*PROBLEM*: In the records that follow, count the lines where the string "desc" appears, and give the count with nothing added.

[INPUT DATA Boundary: Start]

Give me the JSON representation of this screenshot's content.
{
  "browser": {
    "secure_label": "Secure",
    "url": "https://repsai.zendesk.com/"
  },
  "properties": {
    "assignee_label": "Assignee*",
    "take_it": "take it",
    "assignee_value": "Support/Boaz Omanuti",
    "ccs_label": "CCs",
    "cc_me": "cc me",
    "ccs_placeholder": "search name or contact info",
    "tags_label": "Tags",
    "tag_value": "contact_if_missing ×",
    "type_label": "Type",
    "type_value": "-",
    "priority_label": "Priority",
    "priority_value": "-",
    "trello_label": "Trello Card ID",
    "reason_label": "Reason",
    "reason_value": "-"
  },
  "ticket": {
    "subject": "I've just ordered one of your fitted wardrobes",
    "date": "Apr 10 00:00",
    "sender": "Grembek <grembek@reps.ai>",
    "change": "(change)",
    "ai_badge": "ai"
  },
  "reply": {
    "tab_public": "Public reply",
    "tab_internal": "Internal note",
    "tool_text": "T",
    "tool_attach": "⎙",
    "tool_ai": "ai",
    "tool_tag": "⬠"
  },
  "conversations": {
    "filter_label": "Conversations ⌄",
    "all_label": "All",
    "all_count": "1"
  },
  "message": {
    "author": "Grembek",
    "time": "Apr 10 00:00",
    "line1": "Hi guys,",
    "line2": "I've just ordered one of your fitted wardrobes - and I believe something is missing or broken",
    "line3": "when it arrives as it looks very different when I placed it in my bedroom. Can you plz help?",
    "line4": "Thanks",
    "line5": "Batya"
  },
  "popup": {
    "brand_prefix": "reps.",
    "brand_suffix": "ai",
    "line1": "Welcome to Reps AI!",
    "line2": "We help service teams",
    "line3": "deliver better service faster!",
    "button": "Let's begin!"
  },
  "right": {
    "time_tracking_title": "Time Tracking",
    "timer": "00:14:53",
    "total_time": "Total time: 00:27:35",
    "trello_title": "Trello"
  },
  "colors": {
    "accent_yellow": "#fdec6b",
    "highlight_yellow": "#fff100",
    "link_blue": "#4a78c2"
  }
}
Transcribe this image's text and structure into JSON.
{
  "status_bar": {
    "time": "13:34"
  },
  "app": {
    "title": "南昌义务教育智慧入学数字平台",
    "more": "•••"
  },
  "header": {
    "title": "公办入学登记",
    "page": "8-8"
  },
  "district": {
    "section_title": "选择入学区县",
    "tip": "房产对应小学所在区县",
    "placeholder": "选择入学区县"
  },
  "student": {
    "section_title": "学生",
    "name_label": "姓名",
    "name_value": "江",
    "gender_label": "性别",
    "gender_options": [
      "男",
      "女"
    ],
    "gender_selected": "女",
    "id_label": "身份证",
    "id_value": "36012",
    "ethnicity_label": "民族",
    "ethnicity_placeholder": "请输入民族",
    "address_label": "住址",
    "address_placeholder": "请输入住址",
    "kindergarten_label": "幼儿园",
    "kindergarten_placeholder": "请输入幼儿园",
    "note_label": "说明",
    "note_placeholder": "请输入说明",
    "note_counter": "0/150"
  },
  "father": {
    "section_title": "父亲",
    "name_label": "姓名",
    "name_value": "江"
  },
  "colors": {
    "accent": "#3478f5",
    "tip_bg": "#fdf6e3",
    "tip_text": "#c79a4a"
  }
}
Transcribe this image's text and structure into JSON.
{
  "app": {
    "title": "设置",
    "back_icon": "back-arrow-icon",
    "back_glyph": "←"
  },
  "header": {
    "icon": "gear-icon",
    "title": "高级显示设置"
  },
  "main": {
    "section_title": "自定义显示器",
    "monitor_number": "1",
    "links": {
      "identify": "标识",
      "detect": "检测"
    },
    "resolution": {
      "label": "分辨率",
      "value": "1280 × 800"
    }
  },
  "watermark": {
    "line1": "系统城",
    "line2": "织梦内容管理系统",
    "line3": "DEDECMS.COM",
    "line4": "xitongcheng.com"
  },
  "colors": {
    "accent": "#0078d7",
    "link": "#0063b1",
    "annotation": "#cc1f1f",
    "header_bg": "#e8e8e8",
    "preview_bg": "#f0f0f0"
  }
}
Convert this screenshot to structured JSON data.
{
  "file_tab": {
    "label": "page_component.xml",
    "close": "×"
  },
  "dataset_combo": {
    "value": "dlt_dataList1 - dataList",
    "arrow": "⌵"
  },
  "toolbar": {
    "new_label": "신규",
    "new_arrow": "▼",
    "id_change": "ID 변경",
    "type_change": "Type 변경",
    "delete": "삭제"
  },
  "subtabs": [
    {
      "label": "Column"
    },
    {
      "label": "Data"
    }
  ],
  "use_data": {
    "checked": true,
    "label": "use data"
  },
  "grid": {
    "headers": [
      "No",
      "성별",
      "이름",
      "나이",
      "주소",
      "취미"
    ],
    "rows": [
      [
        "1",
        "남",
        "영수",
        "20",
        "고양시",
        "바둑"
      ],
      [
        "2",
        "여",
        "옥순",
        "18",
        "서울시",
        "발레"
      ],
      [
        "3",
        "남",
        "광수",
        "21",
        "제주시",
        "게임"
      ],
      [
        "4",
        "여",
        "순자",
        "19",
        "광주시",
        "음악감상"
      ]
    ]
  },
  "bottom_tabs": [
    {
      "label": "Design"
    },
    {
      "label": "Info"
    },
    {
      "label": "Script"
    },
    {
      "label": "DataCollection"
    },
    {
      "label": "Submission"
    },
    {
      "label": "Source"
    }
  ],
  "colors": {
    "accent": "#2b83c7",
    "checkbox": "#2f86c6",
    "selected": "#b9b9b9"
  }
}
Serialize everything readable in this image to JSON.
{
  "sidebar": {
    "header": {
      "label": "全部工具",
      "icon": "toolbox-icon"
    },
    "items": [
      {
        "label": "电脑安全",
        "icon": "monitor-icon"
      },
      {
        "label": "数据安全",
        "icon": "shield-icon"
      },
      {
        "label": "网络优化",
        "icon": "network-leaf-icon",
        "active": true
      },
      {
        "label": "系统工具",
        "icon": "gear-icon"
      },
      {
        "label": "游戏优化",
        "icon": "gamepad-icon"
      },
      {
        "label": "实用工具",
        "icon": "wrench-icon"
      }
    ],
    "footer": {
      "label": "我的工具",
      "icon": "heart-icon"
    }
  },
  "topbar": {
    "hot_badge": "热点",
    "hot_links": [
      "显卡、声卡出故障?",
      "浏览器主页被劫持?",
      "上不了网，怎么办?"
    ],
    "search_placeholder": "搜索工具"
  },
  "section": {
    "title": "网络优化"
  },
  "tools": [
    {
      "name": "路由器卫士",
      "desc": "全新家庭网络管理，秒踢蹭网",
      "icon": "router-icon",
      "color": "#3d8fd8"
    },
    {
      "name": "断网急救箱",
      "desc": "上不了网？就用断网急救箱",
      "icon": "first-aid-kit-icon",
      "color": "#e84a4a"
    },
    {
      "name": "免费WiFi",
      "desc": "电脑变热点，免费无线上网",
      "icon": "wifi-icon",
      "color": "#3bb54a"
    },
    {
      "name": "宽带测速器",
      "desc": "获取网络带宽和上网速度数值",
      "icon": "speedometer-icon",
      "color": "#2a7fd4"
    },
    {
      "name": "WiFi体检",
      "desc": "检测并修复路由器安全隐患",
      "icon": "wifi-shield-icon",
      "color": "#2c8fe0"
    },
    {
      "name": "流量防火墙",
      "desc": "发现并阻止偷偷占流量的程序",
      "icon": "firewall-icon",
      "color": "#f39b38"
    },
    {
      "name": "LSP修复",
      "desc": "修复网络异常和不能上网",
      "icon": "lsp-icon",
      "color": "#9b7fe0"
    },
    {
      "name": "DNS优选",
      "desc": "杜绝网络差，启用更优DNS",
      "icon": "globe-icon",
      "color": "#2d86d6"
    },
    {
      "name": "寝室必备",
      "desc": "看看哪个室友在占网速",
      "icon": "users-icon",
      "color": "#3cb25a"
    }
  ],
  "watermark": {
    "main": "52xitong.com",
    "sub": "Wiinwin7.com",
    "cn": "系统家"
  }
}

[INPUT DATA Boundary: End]

*FINISHED EXERCISE*: 9